- Also known as the Bearrs or Tahiti Lime, the persian lime is what you are most likely to find at your local grocery store in the United States.
- A bit less aromatic and bitter than many of its cousins
- Large, with relatively low acidity
- High juice yield
- Also known as the Mexican or West Indian Lime, they are quite aromatic with a tart (some might say bitter), floral juice.
- Unlike its Persian cousin, Key Limes are smaller, are slightly yellow when ripe and contain more seeds
- Quite common in most parts of the world, they are surprisingly difficult, though not at all impossible, to find in the United States.
- Because of their small size, the Key Lime’s juice yield can be frustratingly small
- Often referred to as the Kaffir Lime, I prefer to call it a Makrut Lime because the word Kaffir is considered offensive to some.
- Most prevalent in the near east, this lime is a common ingredient in Thai, Cambodian and Indonesian cuisine.
- Small and bumpy, this lime is very sour and yields very little juice.
While I strongly encourage you to explore for yourself, at the end of the day, I would argue that the good ole Persian Lime gives you the biggest bang for your buck. They are abundant, relatively inexpensive, versatile and you can get a lot of use out of just one of them.
Tips for Choosing and Using Persian Limes
- Choose limes that aren't too large or too small. I find that the small ones are often too tart and the large ones are often too muted.
- Make sure that they are bright green and have a soft, smooth peel free of bruises.

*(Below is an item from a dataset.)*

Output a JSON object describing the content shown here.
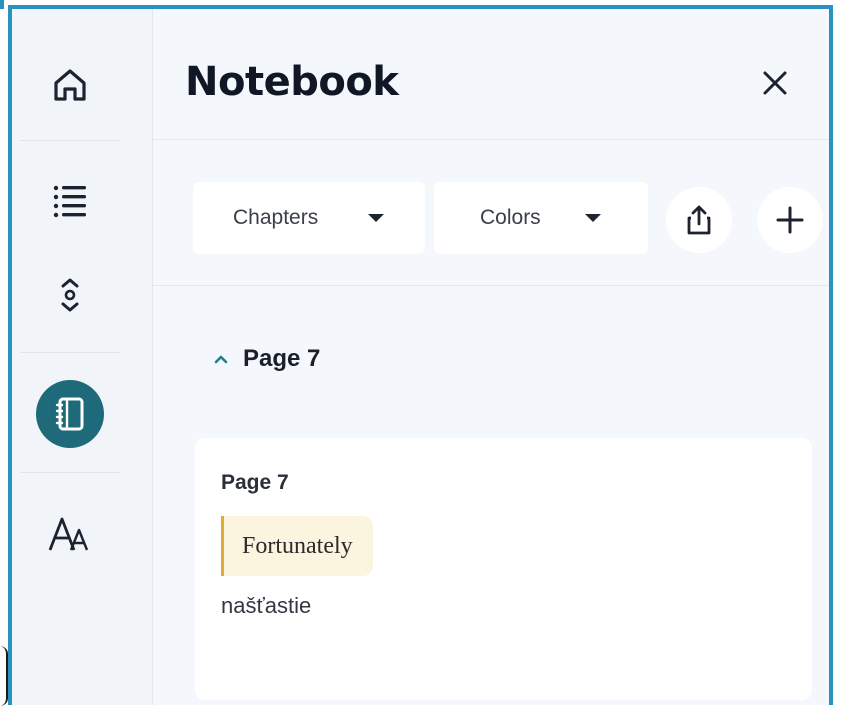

- When juicing, be sure to roll the lime before cutting to ensure that you maximize its yield.
- Remove the white, pithy spine running down the center of the lime when adding directly to a cocktail. The pith is bitter and will throw off the balance of an otherwise pleasant cocktail.
Hope this was helpful and/or informative! As always, we love hearing from you, so please don’t hesitate to share your thoughts and let us know what you think. Saúde!